'SK1' ('L'Affaire SK1'): Film Review
A serial killer stalks 1990s Paris in this debut feature from Frederic Tellier
SK1 is French police jargon for “Serial Killer 1,” the codename given in the 1990s to a rapist and murderer who preyed on young women in eastern Paris. Nicknamed “The Beast of Bastille,” the culprit, later identified as Guy Georges, was not the country's first serial killer, though he was the first to be caught via DNA analysis — even if cops had to overcome years of bureaucratic bungling and bad luck to finally get to him.
The procedural side of the decadelong manhunt takes a front seat to everything else in writer-director Frederic Tellier’s gripping period thriller, which stars the debonair Raphael Personnaz (The French Minister) as an obsessive detective who finds his personal and professional lives upended by the case. Best when it reveals the painstaking details of investigative work, worst when it plunges into improbable emotional depths, SK1 is an above-average policier that should score solid returns at home while piquing the interest of genre distributors abroad.
Freely adapted from journalist Patricia Tourancheau’s book by Tellier and co-writer David Oelhoffen (Far From Men), the script jumps back and forth between 1991, when a first victim is found at home with her throat cut, to 2001, when Georges (the intense Adama Niane) is finally brought to trial, where he’s defended by a female litigator (Nathalie Baye) who takes a moral interest in acquitting the killer.
In between, members of the Police Judiciaire relentlessly track their assailant, headed by shrewd young upstart Charlie (Personnaz), who quickly discovers parallels between the 1991 case and others with comparably grisly details. But Charlie and his partner, Bougon (Olivier Gourmet), and captain, Carbonel (Michel Vuillermoz), soon find themselves facing false leads, dead ends and an archaic system that prevents them from putting the puzzle together. When more women are found raped and butchered in parking garages, another investigative team takes the lead and refuses to share information.
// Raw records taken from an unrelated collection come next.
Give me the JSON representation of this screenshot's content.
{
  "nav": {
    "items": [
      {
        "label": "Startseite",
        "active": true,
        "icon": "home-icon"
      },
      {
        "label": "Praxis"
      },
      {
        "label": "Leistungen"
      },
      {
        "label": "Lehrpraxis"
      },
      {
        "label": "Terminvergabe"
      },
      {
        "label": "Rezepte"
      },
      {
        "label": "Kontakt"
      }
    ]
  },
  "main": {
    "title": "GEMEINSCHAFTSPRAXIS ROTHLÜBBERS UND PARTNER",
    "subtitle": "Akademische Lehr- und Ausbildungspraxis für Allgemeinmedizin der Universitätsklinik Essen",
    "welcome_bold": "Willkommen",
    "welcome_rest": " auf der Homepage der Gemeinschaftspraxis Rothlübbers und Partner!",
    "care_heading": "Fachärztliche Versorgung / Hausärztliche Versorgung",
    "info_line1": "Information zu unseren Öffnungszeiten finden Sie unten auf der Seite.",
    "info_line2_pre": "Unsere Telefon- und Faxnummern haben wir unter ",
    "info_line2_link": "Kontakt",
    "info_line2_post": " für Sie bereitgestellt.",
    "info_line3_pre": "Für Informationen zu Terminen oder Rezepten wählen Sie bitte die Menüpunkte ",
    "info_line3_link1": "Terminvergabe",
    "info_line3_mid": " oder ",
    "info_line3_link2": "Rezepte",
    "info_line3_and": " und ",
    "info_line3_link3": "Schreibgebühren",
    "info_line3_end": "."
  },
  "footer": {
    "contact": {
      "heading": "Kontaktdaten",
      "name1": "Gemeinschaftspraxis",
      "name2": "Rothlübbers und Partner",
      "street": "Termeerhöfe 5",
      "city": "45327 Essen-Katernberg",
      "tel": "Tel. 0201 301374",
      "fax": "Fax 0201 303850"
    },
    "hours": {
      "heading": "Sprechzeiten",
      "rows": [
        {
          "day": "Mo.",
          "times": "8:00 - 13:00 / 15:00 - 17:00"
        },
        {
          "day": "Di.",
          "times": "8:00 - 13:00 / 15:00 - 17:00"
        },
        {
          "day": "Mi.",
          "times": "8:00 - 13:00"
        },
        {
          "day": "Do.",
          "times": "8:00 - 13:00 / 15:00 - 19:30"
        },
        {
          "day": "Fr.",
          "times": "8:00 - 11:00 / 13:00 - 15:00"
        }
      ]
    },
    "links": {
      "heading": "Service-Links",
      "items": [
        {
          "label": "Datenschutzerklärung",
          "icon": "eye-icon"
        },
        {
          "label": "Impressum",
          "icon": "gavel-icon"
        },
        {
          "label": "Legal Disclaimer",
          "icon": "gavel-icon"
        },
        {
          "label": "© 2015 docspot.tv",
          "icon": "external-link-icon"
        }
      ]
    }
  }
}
The mismanagement piles up to the point that you’re left thinking: Paris is a wonderful place to visit, but not one to be murdered in.
Tellier — making his first feature after directing for television — handles these sequences with considerable tact, and the film’s nitty-gritty portrait of police work is often reminiscent of Bertrand Tavernier’s classic Narc drama L.627 (a poster for which can be spotted on the wall of Charlie’s office). Even if viewers may know the outcome already, SK1 should nonetheless keep them on the edge of their seats until the third act, when Georges finally is apprehended and the trial kicks into full swing.
It’s at this point that the movie’s limitations start showing: Charlie is meant to be the leading man, but he’s no better than your boilerplate compulsive cop, and the scenes between him and his stay-at-home wife are awfully flat — including an embarrassing bathtub dispute that belongs in a TV movie. Meanwhile, Georges is depicted with a welcome amount of compassion, yet the catharsis he’s meant to reach during the film’s lengthy denouement is not all that convincing. Unlike in Zodiac (which SK1 definitely recalls at times), there are no real mysteries at the end of the line, and the characters are drawn too thinly to allow us to plumb beneath the surface of historical events.
Still, Tellier reveals a knack for building tension out of bureaucratic calamity, with DP Mathias Boucard (Goal of the Dead) racing down the crammed hallways of the Quai des Orfevres police headquarters as Charlie and his squad turn in frustrating circles. The score by Tellier and Christophe La Pinta (Anything for Alice) further adds to the suspense, suddenly dropping out into moments of chilling silence.
Personnaz already showcased his chops in the Marcel Pagnol remake Marius and Tavernier’s political satire The French Minister, and he gallantly channels Charlie’s quest for the culprit, even if his turn is limited by a one-dimensional role. Supporting work from veterans Baye, Gourmet and Vuillermoz is strong, while Niane deftly plays Georges as a troubled lost soul who recalls the assassin in Claire Denis’ I Can’t Sleep — another portrait of a killer who wreaked havoc on Paris in the ‘90s, although Denis’ film managed to go beyond pure procedure. Here, it’s just the facts, ma’am.
Production company: Labyrinthe Films
Cast: Raphael Personnaz, Nathalie Baye, Olivier Gourmet, Michel Vuillermoz, Adama Niane, Christa Theret
Director: Frederic Tellier
Screenwriters: Frederic Tellier, David Oelhoffen, freely inspired by the book “Guy Georges — La Traque” by Patricia Tourancheau
Producers: Julien Madon, Julien Leclercq
Director of photography: Mathias Boucard
Production designer: Nicolas Prier
Costume designer: Elisabeth Rousseau-Lehuger
Editor: Mickael Dumontier
Composers: Christophe La Pinta, Frederic Tellier
Casting director: Christophe Moulin
Sales: SND Groupe M6
No rating, 119 minutes